Knitting themed charm bracelet I purchased in San Francisco

"Till the sun comes up over Santa Monica Bld!"

Wednesday, March 07, 2007

I've become addicted to making stitch markers. It's taking away a little bit from my knitting addiction but I'm ok with that. I opened up a shop on and already made 2 sales! My shop is called Code Purl. First I made several sets with beads I purchased such as these:

Then I moved onto making my own beads with Fimo clay. After baking them in the oven I applied glaze to make them shiny.

So take a look around and tell your knitting friends. You can never have too many stitch markers ;-) You may have noticed that the quality of my pics has improved. JF bought me a new camera in anticipation of our vacation next week. We're going to California-not sure what the knitting is like over there although I vowed I would not turn this trip into a tour of West Coast LYS's!

I have more good news to report. I found my Glittens pattern!
It was stuck in the couch between the arm and the bottom cushion. I was in the process of making a stitch marker and dropped it down there. When I reached down to get it, voila!

Friday, March 02, 2007

JF and I "felted together" last weekend. It was a bonding experience. I bought 5 skeins of Paintbox by Classic Elite Yarns. It is a "colorful merino wool" that "felts beautifully" per the label.
I decided I was going to make a proper knitting bag for JF. I wanted to do this right so we conducted a little experiment. We knit several different swatches of the yarn. We tried 3 different sizes of needles: size 11's as indicated on the label:
Size 13's:

and size 17's (no 15's were available so we jumped up a size):

We took turns knitting a swatch in each size. I did the stockinette stitch swatches with a garter border and JF did all garter. I just made one swatch on the 17's as it was getting to be a lot of swatches! Here they all are in their pre-washed states:

As you can imagine we needed some sort of system so that we would be able to identify which swatch was which once they had been washed. As there was no shortage of stash yarn lying around JF cut a small piece of 5 different yarns and knotted one onto the corner of each swatch. Then I measured each one and wrote down all the information in this chart:
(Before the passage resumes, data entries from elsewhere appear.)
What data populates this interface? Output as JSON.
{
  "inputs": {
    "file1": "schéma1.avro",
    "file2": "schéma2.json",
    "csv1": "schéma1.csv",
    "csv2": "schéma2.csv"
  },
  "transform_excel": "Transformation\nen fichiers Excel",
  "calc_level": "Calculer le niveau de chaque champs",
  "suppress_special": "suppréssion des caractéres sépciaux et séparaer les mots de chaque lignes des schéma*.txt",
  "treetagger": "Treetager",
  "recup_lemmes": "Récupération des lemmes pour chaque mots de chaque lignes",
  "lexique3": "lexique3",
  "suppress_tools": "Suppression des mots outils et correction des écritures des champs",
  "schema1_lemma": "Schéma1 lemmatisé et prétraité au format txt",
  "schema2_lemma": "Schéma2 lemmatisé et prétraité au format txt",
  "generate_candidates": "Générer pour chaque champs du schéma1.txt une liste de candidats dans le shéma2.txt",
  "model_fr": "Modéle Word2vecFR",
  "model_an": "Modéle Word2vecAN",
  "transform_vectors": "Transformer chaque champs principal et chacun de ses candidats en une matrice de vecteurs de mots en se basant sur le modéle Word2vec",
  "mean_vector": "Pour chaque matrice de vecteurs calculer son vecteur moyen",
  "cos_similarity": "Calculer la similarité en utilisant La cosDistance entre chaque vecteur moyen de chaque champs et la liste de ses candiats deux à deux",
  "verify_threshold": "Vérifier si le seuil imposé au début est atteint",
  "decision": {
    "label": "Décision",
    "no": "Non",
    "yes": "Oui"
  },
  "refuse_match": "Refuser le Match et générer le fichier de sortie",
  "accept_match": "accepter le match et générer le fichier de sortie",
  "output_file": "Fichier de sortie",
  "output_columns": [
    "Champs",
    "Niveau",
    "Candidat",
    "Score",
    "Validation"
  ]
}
After all that preparation the time had finally come to actually wash them. Since we were at JF's parents' house we took advantage of the "free" washing machine. We put all the swatches into a lingerie bag and put them in the machine with a pair of jeans. First we washed it on the lightly soiled cycle checking on it every five minutes. We found the agigation phase of this cycle didn't last very long. Then we washed it on the heavily soiled cycle to get the most agigtation. And here are the results. First the size 11's:

Then the size 13's:
And finally the size 17 swatch:

Here they are all posing together:

It was interesting to hold each swatch and get a feel for the relative stiffness of it depending on the needle size. I liked the look of the stockinette swatches better since they were smoother but JF preferred the garter since there was more surface area to felt.

After they had dried I remeasured all the swatches. Then I calculated the percentage of shrinkage lengthwise and widthwise for each swatch and took an average of all the numbers. The numbers actually worked out pretty consistently. The swatches shrank by 1/4 widthwise and 1/3 lengthwise. So now everyone reading this can go out and buy this yarn with confidence knowing how much it's going to felt. You're welcome :-)

In other knews I recieved my Secret Feet partner today. We each knit each other a pair of socks then exchange them in two months. Of course the person you knit for isn't the same as the one who knits for you; otherwise it wouldn't be much of a secret! So I have her favorite colors and yarns and have to decide on a pattern. I'm not sure yet if I'm going to get too fancy. Otherwise I'll never get them done in time. I'm going to try to knit them together using Magic Loop. Penelope (no blog) demonstrated this to me and it didn't seem too difficult. She said the most difficult part was casting on then it's smooth sailing from there. To the sock yarn stash I go!